Stored items:
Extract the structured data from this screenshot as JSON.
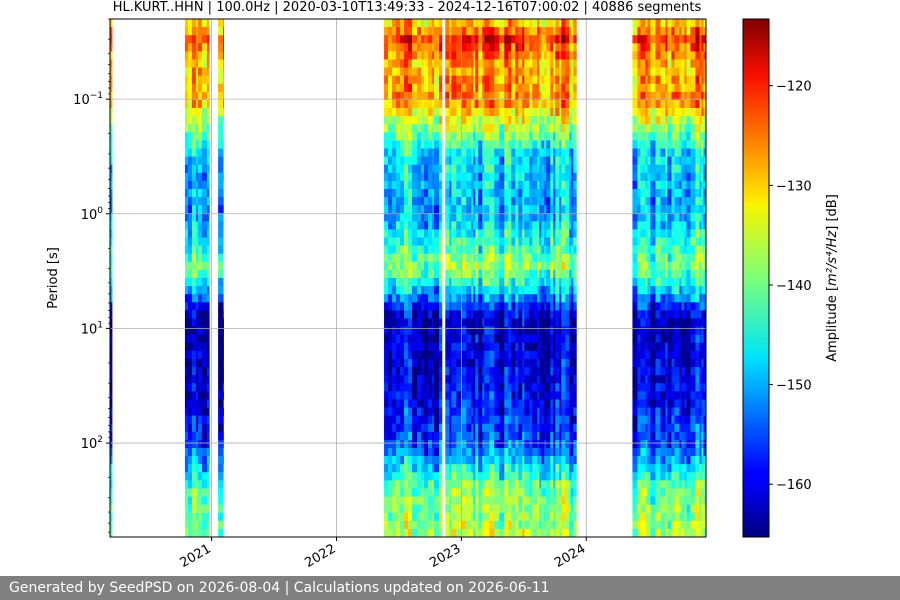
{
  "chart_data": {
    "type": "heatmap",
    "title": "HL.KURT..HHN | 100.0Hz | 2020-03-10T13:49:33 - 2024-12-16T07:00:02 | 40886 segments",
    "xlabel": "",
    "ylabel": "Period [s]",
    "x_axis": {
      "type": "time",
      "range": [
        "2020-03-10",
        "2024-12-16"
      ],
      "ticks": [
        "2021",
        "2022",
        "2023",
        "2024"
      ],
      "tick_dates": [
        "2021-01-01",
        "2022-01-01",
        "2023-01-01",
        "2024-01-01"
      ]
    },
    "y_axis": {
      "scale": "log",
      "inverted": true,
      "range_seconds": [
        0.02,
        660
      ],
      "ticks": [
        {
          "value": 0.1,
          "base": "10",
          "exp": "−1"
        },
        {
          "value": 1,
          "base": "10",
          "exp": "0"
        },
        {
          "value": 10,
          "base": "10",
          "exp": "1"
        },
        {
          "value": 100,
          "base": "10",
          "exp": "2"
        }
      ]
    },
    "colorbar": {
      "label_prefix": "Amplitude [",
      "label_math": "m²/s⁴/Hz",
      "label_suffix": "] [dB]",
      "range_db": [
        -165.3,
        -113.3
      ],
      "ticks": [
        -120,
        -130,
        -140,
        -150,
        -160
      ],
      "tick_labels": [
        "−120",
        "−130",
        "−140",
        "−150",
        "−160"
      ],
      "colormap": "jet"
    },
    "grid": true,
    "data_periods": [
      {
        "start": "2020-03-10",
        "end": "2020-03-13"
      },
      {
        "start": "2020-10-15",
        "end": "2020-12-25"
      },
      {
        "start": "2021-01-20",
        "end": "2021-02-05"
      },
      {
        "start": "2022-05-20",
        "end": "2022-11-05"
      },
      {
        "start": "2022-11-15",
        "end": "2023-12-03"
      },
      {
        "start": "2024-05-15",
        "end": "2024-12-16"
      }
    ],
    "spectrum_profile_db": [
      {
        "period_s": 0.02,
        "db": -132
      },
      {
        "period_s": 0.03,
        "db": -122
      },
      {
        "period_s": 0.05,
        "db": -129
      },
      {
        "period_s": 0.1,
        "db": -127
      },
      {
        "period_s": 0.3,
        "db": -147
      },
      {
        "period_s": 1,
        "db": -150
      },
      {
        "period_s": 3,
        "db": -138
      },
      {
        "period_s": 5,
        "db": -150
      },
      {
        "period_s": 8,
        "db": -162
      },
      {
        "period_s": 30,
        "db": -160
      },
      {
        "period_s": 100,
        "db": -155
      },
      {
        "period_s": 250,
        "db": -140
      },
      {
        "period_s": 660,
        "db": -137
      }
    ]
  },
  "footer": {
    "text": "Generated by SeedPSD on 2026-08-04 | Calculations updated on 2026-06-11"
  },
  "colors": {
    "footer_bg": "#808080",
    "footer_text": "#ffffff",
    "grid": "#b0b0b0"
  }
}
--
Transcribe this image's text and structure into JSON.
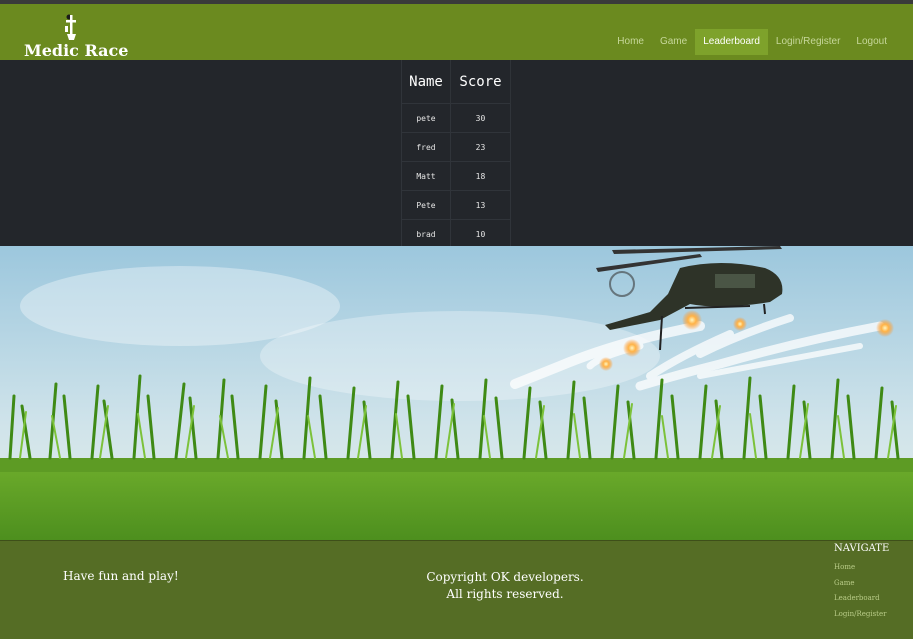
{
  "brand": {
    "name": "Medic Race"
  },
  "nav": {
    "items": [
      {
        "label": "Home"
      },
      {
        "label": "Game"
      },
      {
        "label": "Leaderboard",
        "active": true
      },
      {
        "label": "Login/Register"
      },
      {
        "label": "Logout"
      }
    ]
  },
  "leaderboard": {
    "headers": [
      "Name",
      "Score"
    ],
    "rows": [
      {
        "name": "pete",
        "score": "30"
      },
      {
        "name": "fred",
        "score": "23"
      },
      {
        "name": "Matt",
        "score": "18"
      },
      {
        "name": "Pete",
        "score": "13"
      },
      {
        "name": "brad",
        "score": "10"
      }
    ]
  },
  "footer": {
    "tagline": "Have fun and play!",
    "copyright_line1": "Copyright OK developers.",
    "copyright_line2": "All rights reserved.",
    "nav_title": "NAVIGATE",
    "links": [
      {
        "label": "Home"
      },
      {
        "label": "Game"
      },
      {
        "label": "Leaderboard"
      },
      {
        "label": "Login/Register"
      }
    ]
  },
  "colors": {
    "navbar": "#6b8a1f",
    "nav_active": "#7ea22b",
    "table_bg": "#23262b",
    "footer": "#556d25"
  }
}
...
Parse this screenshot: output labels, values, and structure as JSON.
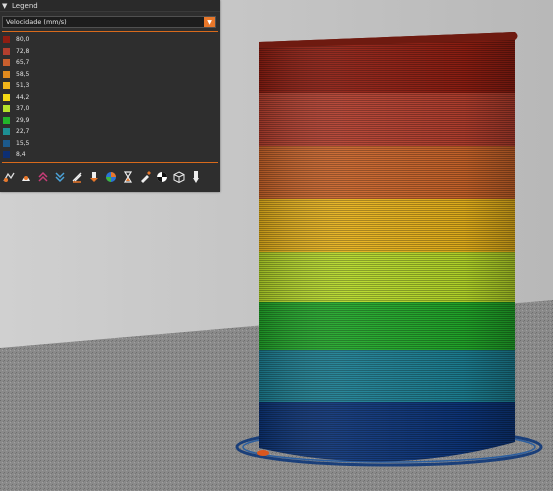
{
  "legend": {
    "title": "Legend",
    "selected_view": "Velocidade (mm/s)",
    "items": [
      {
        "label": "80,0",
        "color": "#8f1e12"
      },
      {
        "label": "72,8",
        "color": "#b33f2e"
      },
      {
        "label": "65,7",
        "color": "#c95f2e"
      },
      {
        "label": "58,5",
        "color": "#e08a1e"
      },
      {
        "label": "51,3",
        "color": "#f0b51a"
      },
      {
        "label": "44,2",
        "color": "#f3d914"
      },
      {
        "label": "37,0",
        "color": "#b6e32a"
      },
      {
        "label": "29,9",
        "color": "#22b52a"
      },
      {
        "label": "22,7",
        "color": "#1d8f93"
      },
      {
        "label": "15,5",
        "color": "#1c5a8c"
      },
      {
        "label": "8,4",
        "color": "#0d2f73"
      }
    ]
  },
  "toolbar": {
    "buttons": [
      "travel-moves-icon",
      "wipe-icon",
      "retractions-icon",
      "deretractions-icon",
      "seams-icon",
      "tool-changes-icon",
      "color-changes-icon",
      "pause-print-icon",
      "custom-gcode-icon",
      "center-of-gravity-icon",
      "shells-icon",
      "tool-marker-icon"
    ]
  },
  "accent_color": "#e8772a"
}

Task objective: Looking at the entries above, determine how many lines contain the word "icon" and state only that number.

Solution for this problem: 12